Your output must match the data word for word, with every line included.

• **Records from a data source**
※

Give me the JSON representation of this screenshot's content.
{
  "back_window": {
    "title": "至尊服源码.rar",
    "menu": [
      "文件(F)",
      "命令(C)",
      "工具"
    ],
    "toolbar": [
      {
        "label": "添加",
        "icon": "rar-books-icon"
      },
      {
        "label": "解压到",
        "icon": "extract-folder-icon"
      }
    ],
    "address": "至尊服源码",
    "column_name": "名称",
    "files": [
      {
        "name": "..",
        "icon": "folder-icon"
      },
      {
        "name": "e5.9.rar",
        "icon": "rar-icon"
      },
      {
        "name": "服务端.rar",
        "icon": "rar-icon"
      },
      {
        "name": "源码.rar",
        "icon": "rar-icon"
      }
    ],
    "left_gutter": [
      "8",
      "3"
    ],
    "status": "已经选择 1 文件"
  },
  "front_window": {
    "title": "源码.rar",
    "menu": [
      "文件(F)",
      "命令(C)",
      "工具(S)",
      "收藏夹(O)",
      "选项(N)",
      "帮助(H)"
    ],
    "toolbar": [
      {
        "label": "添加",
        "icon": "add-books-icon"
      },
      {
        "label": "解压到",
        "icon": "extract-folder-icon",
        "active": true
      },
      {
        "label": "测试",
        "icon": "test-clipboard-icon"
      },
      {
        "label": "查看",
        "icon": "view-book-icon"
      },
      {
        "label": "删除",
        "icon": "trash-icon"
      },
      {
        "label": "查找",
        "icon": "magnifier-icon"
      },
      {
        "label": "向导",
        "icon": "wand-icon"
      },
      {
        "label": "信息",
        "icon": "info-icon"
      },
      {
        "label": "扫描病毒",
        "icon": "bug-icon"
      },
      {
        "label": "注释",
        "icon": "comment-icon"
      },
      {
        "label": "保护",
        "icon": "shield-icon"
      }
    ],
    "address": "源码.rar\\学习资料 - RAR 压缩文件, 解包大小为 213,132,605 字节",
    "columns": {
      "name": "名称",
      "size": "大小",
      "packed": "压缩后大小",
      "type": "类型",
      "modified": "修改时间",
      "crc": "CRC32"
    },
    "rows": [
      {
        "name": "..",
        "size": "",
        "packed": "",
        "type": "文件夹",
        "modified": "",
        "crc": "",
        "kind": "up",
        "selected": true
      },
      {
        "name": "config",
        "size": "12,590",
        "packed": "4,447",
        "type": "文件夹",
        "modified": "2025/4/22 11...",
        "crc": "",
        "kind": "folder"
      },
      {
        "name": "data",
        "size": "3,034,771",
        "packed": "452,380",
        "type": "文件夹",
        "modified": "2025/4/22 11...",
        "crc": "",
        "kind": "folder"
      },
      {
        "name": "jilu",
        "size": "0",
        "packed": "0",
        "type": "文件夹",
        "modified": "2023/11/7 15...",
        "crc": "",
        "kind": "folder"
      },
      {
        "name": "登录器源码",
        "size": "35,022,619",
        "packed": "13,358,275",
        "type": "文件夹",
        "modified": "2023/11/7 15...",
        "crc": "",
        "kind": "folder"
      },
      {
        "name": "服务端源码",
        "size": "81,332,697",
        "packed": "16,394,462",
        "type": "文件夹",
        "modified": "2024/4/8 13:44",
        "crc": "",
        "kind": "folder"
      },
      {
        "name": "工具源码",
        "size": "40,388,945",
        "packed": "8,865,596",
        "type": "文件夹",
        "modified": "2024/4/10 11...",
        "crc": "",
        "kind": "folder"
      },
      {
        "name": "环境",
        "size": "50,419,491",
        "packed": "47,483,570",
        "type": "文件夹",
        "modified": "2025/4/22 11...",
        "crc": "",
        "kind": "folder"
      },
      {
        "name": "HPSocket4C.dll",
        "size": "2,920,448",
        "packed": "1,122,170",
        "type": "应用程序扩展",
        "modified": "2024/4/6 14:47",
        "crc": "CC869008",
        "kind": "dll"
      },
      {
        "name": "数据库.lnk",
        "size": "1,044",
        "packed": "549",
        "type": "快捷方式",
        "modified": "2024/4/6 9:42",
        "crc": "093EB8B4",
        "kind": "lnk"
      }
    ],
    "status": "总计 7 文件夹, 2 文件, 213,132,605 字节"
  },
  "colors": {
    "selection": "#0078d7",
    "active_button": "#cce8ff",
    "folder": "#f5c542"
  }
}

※

• **Reply**
Give me the JSON representation of this screenshot's content.
{
  "back_window": {
    "title": "至尊服源码.rar",
    "menu": [
      "文件(F)",
      "命令(C)",
      "工具"
    ],
    "toolbar": [
      {
        "label": "添加",
        "icon": "rar-books-icon"
      },
      {
        "label": "解压到",
        "icon": "extract-folder-icon"
      }
    ],
    "address": "至尊服源码",
    "column_name": "名称",
    "files": [
      {
        "name": "..",
        "icon": "folder-icon"
      },
      {
        "name": "e5.9.rar",
        "icon": "rar-icon"
      },
      {
        "name": "服务端.rar",
        "icon": "rar-icon"
      },
      {
        "name": "源码.rar",
        "icon": "rar-icon"
      }
    ],
    "left_gutter": [
      "8",
      "3"
    ],
    "status": "已经选择 1 文件"
  },
  "front_window": {
    "title": "源码.rar",
    "menu": [
      "文件(F)",
      "命令(C)",
      "工具(S)",
      "收藏夹(O)",
      "选项(N)",
      "帮助(H)"
    ],
    "toolbar": [
      {
        "label": "添加",
        "icon": "add-books-icon"
      },
      {
        "label": "解压到",
        "icon": "extract-folder-icon",
        "active": true
      },
      {
        "label": "测试",
        "icon": "test-clipboard-icon"
      },
      {
        "label": "查看",
        "icon": "view-book-icon"
      },
      {
        "label": "删除",
        "icon": "trash-icon"
      },
      {
        "label": "查找",
        "icon": "magnifier-icon"
      },
      {
        "label": "向导",
        "icon": "wand-icon"
      },
      {
        "label": "信息",
        "icon": "info-icon"
      },
      {
        "label": "扫描病毒",
        "icon": "bug-icon"
      },
      {
        "label": "注释",
        "icon": "comment-icon"
      },
      {
        "label": "保护",
        "icon": "shield-icon"
      }
    ],
    "address": "源码.rar\\学习资料 - RAR 压缩文件, 解包大小为 213,132,605 字节",
    "columns": {
      "name": "名称",
      "size": "大小",
      "packed": "压缩后大小",
      "type": "类型",
      "modified": "修改时间",
      "crc": "CRC32"
    },
    "rows": [
      {
        "name": "..",
        "size": "",
        "packed": "",
        "type": "文件夹",
        "modified": "",
        "crc": "",
        "kind": "up",
        "selected": true
      },
      {
        "name": "config",
        "size": "12,590",
        "packed": "4,447",
        "type": "文件夹",
        "modified": "2025/4/22 11...",
        "crc": "",
        "kind": "folder"
      },
      {
        "name": "data",
        "size": "3,034,771",
        "packed": "452,380",
        "type": "文件夹",
        "modified": "2025/4/22 11...",
        "crc": "",
        "kind": "folder"
      },
      {
        "name": "jilu",
        "size": "0",
        "packed": "0",
        "type": "文件夹",
        "modified": "2023/11/7 15...",
        "crc": "",
        "kind": "folder"
      },
      {
        "name": "登录器源码",
        "size": "35,022,619",
        "packed": "13,358,275",
        "type": "文件夹",
        "modified": "2023/11/7 15...",
        "crc": "",
        "kind": "folder"
      },
      {
        "name": "服务端源码",
        "size": "81,332,697",
        "packed": "16,394,462",
        "type": "文件夹",
        "modified": "2024/4/8 13:44",
        "crc": "",
        "kind": "folder"
      },
      {
        "name": "工具源码",
        "size": "40,388,945",
        "packed": "8,865,596",
        "type": "文件夹",
        "modified": "2024/4/10 11...",
        "crc": "",
        "kind": "folder"
      },
      {
        "name": "环境",
        "size": "50,419,491",
        "packed": "47,483,570",
        "type": "文件夹",
        "modified": "2025/4/22 11...",
        "crc": "",
        "kind": "folder"
      },
      {
        "name": "HPSocket4C.dll",
        "size": "2,920,448",
        "packed": "1,122,170",
        "type": "应用程序扩展",
        "modified": "2024/4/6 14:47",
        "crc": "CC869008",
        "kind": "dll"
      },
      {
        "name": "数据库.lnk",
        "size": "1,044",
        "packed": "549",
        "type": "快捷方式",
        "modified": "2024/4/6 9:42",
        "crc": "093EB8B4",
        "kind": "lnk"
      }
    ],
    "status": "总计 7 文件夹, 2 文件, 213,132,605 字节"
  },
  "colors": {
    "selection": "#0078d7",
    "active_button": "#cce8ff",
    "folder": "#f5c542"
  }
}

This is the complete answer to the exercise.